5 things you need to know about Black Friday and top Black Friday shopping tips

Will we see a repeat of these scenes as shoppers fought over flat screen TVs in 2014
Will we see a repeat of these scenes as shoppers fought over super cheap flat screen TVs across supermarkets in 2014?

If you thought that Black Friday was the name for some economic disaster caused by Brexit and the forthcoming Trump Presidency think again. Here are 5 things you may not know about the retail phenomenon which continues to grip the nation by storm. 

What is Black Friday?

It is generally regarded as the beginning of the Christmas Shopping Season in the US and now the UK with most major retailers opening very early (and more recently during overnight hours) to offer promotional sales. For those who want to avoid the crowds, there are also bargains available online during Black Friday from retailers such as Amazon, Argos and Debenhams.

When does it take place?

It is the day after Thanksgiving in the US (Thanksgiving is the fourth Thursday in November) so this year takes place on Friday November 25th (next year it’s on November 24th). However, many retailers extend ‘Black Friday’ with events that take place over a number of days or even weeks, leading up to Xmas.

How does Black Friday get its name?

It’s complex. The first use of the term dates back to the crash of the US gold market in 1869. However back in the 1950s police in the city of Philadelphia used the term to describe the chaos that ensued on the day after Thanksgiving, when shoppers and tourists flooded into the city in advance of the big Army-Navy football game

The ‘officially sanctioned’ story is that the name derives from the day when retail companies are supposed to move out of the red (ie. loss) into the black (ie. into profit) although that explanation doesn’t sound entirely plausible unless all firms start making a profit on the same day!

Above: Ugly scenes from 2014 as shoppers fight over bargains

When did it come to Britain?

Originally the term Black Friday was used by the NHS and police to mark the Friday before Christmas when there was the greatest pressure on the emergency services due to larger than normal groups going out drinking. However, it was first introduced by Asda (owned by US firm Walmart) in 2013 to describe the retail phenomenon.

While initial success was very limited (trade publication Retail Week described it as an ‘Americanism which doesn’t translate very well’), the following year (2014) saw riots in several Tesco stores as people wrestled and fought each other for the best bargains, particularly cheap flat screen TVs.
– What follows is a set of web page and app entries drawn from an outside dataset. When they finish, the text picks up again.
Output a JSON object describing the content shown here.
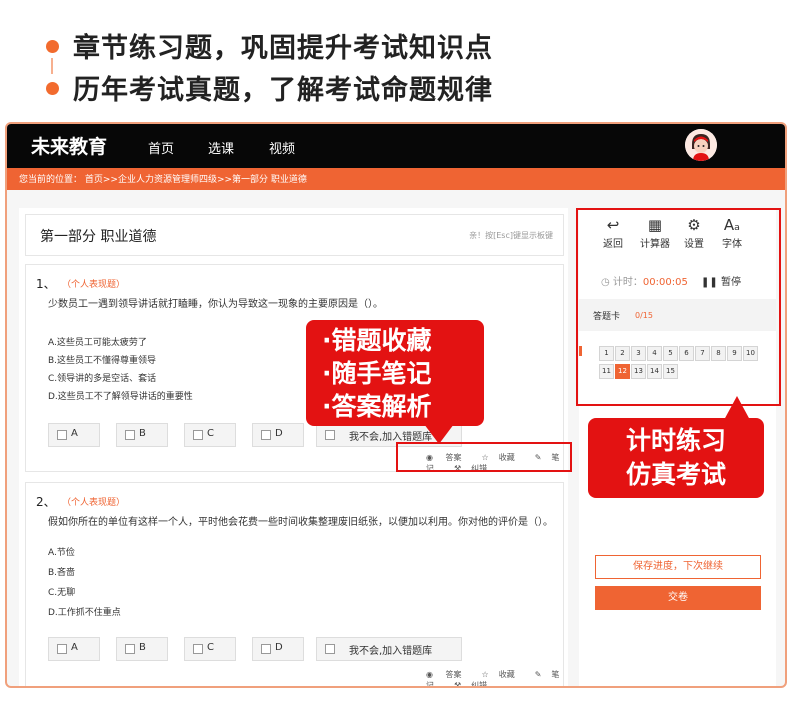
{
  "promo": {
    "line1": "章节练习题，巩固提升考试知识点",
    "line2": "历年考试真题，了解考试命题规律"
  },
  "topnav": {
    "brand": "未来教育",
    "items": [
      "首页",
      "选课",
      "视频"
    ]
  },
  "breadcrumb": "您当前的位置： 首页>>企业人力资源管理师四级>>第一部分 职业道德",
  "section": {
    "title": "第一部分 职业道德",
    "hint": "亲！按[Esc]键显示板键"
  },
  "questions": [
    {
      "number": "1、",
      "type": "（个人表现题）",
      "text": "少数员工一遇到领导讲话就打瞌睡，你认为导致这一现象的主要原因是（）。",
      "options": [
        "A.这些员工可能太疲劳了",
        "B.这些员工不懂得尊重领导",
        "C.领导讲的多是空话、套话",
        "D.这些员工不了解领导讲话的重要性"
      ],
      "answers": [
        "A",
        "B",
        "C",
        "D",
        "我不会,加入错题库"
      ]
    },
    {
      "number": "2、",
      "type": "（个人表现题）",
      "text": "假如你所在的单位有这样一个人，平时他会花费一些时间收集整理废旧纸张，以便加以利用。你对他的评价是（）。",
      "options": [
        "A.节俭",
        "B.吝啬",
        "C.无聊",
        "D.工作抓不住重点"
      ],
      "answers": [
        "A",
        "B",
        "C",
        "D",
        "我不会,加入错题库"
      ]
    }
  ],
  "question_tools": [
    "答案",
    "收藏",
    "笔记",
    "纠错"
  ],
  "panel": {
    "tools": [
      {
        "icon": "back-icon",
        "label": "返回"
      },
      {
        "icon": "calculator-icon",
        "label": "计算器"
      },
      {
        "icon": "gear-icon",
        "label": "设置"
      },
      {
        "icon": "font-icon",
        "label": "字体"
      }
    ],
    "timer_label": "计时：",
    "timer_value": "00:00:05",
    "pause_label": "暂停",
    "card_label": "答题卡",
    "card_count": "0/15",
    "cells": [
      "1",
      "2",
      "3",
      "4",
      "5",
      "6",
      "7",
      "8",
      "9",
      "10",
      "11",
      "12",
      "13",
      "14",
      "15"
    ],
    "active_cell": "12",
    "save_label": "保存进度，下次继续",
    "submit_label": "交卷"
  },
  "callouts": {
    "features": [
      "·错题收藏",
      "·随手笔记",
      "·答案解析"
    ],
    "timer_practice": [
      "计时练习",
      "仿真考试"
    ]
  },
  "colors": {
    "accent": "#ef6433",
    "callout": "#e31212",
    "nav": "#070707"
  }
}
In 2015 Asda announced it wasn’t taking part in the event because of bad publicity, but it has since relented.

Can we expect to see the same ugly scenes this year? 

It’s unlikely, but obviously not impossible. Most retailers have taken sensible precautions to avoid fights taking place, such as increasing in-store security for the day. Some have even pulled promotions altogether fearing violence. For example Asda has said it won’t hold a Black Friday event at its Plymouth store because of concerns. You can read the full story from the Plymouth Herald here.

Our Black Friday Tips

  • Use the Black Friday deals to do a bit of early Christmas shopping. You may be able to get a bargain on something really special, so you can make someone’s Christmas without breaking the bank
  • Do your research! Have a look at some of the items you may want ahead of Black Friday so when the big day comes you are fully prepared.
  • Keep a list of all the products you’ve bought on Black Friday so that when you’re clicking and collecting you can be sure you’ve got everything you ordered.
  • On Black Friday last year the quietest period online was 3-4am. So set your alarms and get ready for the Black Friday Deals!

Customer queued for Currys PC World before the sun was up this morning, ....jpg

Some Black Friday Bargains from Currys PC World

Chris Price